• [Work instructions] Every entry needs to be given again exactly as it reads.

• [Task input]
==========
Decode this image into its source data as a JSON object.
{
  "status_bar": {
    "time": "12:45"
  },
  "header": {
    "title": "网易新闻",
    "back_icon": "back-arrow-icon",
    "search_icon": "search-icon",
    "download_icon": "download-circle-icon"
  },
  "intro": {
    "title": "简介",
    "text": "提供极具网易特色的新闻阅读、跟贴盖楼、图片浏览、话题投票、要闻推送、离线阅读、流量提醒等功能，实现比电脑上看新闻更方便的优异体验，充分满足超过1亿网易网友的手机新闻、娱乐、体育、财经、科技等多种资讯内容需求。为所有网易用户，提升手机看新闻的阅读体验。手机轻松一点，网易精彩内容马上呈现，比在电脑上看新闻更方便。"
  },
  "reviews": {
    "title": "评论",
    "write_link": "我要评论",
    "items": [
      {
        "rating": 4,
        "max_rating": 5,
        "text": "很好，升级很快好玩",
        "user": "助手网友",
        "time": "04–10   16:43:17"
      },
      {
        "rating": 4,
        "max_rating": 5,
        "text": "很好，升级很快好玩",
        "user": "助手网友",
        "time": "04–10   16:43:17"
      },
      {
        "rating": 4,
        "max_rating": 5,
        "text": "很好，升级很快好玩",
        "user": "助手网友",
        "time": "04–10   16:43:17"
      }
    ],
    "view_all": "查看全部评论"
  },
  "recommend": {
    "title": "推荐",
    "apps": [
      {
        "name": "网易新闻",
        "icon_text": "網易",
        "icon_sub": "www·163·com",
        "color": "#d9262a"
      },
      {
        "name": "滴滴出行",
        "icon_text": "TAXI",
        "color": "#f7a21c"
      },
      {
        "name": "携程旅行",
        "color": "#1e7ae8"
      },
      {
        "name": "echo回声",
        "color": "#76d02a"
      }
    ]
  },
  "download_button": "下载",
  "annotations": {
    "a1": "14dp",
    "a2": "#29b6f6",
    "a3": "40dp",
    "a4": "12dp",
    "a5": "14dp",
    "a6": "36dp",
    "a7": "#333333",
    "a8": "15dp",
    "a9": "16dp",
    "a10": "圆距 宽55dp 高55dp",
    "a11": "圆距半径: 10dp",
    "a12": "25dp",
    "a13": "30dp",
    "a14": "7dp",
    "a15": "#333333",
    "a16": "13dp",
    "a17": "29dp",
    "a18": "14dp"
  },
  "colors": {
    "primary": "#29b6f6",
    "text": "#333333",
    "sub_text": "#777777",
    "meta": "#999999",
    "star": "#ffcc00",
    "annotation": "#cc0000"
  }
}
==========
• [The completed task]
Decode this image into its source data as a JSON object.
{
  "status_bar": {
    "time": "12:45"
  },
  "header": {
    "title": "网易新闻",
    "back_icon": "back-arrow-icon",
    "search_icon": "search-icon",
    "download_icon": "download-circle-icon"
  },
  "intro": {
    "title": "简介",
    "text": "提供极具网易特色的新闻阅读、跟贴盖楼、图片浏览、话题投票、要闻推送、离线阅读、流量提醒等功能，实现比电脑上看新闻更方便的优异体验，充分满足超过1亿网易网友的手机新闻、娱乐、体育、财经、科技等多种资讯内容需求。为所有网易用户，提升手机看新闻的阅读体验。手机轻松一点，网易精彩内容马上呈现，比在电脑上看新闻更方便。"
  },
  "reviews": {
    "title": "评论",
    "write_link": "我要评论",
    "items": [
      {
        "rating": 4,
        "max_rating": 5,
        "text": "很好，升级很快好玩",
        "user": "助手网友",
        "time": "04–10   16:43:17"
      },
      {
        "rating": 4,
        "max_rating": 5,
        "text": "很好，升级很快好玩",
        "user": "助手网友",
        "time": "04–10   16:43:17"
      },
      {
        "rating": 4,
        "max_rating": 5,
        "text": "很好，升级很快好玩",
        "user": "助手网友",
        "time": "04–10   16:43:17"
      }
    ],
    "view_all": "查看全部评论"
  },
  "recommend": {
    "title": "推荐",
    "apps": [
      {
        "name": "网易新闻",
        "icon_text": "網易",
        "icon_sub": "www·163·com",
        "color": "#d9262a"
      },
      {
        "name": "滴滴出行",
        "icon_text": "TAXI",
        "color": "#f7a21c"
      },
      {
        "name": "携程旅行",
        "color": "#1e7ae8"
      },
      {
        "name": "echo回声",
        "color": "#76d02a"
      }
    ]
  },
  "download_button": "下载",
  "annotations": {
    "a1": "14dp",
    "a2": "#29b6f6",
    "a3": "40dp",
    "a4": "12dp",
    "a5": "14dp",
    "a6": "36dp",
    "a7": "#333333",
    "a8": "15dp",
    "a9": "16dp",
    "a10": "圆距 宽55dp 高55dp",
    "a11": "圆距半径: 10dp",
    "a12": "25dp",
    "a13": "30dp",
    "a14": "7dp",
    "a15": "#333333",
    "a16": "13dp",
    "a17": "29dp",
    "a18": "14dp"
  },
  "colors": {
    "primary": "#29b6f6",
    "text": "#333333",
    "sub_text": "#777777",
    "meta": "#999999",
    "star": "#ffcc00",
    "annotation": "#cc0000"
  }
}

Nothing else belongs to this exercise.